From the entries below, list each line with "true".

Data to process below:

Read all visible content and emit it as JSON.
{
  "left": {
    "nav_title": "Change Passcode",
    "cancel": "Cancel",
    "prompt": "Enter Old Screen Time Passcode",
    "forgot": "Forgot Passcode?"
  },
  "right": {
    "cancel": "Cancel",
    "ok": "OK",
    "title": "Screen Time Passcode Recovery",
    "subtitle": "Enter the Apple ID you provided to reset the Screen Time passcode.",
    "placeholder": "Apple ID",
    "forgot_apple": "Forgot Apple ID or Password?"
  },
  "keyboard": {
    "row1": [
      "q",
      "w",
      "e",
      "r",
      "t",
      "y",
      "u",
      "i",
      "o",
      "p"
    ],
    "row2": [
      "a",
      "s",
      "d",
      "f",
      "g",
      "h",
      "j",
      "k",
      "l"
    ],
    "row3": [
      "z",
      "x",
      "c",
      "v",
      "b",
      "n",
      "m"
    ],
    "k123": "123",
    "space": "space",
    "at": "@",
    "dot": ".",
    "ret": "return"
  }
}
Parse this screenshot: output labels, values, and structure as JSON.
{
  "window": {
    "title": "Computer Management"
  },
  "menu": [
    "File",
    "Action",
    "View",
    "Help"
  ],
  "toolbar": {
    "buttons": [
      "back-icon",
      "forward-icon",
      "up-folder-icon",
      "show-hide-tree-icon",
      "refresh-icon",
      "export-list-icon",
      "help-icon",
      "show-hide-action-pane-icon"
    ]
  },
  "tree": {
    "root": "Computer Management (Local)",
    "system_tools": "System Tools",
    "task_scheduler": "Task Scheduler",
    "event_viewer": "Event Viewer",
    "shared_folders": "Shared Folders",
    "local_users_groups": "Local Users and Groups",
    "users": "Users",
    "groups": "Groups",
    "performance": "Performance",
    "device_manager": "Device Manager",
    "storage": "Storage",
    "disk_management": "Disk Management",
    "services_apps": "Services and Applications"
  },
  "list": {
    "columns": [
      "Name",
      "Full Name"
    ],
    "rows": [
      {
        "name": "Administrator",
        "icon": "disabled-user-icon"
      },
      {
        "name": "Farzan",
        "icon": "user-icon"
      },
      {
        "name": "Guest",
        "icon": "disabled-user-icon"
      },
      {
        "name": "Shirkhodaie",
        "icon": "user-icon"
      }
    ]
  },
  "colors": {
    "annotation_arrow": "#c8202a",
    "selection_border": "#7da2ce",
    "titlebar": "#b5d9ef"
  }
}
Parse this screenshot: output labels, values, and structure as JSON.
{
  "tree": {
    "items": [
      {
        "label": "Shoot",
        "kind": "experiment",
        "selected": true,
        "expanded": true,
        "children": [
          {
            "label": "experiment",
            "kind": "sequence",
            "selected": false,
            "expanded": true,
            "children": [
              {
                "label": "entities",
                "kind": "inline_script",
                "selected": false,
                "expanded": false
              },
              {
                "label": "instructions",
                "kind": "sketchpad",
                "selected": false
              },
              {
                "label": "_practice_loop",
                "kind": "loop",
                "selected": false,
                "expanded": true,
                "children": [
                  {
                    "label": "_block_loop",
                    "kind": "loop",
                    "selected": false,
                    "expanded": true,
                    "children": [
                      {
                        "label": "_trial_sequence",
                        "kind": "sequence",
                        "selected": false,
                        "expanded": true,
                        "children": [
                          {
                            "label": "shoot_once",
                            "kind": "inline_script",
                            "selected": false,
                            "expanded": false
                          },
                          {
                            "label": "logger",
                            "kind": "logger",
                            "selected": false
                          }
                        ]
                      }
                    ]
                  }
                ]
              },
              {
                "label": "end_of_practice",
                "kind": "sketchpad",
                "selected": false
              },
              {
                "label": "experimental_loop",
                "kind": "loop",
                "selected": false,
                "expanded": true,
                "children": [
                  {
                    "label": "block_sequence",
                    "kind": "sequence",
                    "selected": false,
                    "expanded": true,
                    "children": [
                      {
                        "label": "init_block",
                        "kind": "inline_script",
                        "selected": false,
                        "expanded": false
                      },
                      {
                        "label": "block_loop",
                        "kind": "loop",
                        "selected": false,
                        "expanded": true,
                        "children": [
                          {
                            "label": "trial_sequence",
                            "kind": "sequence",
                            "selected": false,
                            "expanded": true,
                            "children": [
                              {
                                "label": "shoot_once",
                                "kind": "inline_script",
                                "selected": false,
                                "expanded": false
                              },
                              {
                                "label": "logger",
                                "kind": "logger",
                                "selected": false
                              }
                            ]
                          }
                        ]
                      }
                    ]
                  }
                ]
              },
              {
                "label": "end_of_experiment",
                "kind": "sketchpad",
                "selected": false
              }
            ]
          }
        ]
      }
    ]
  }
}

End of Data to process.

| Exercise solution |
        "selected": true,
        "expanded": true,
            "expanded": true,
                "expanded": true,
                    "expanded": true,
                        "expanded": true,
                "expanded": true,
                    "expanded": true,
                        "expanded": true,
                            "expanded": true,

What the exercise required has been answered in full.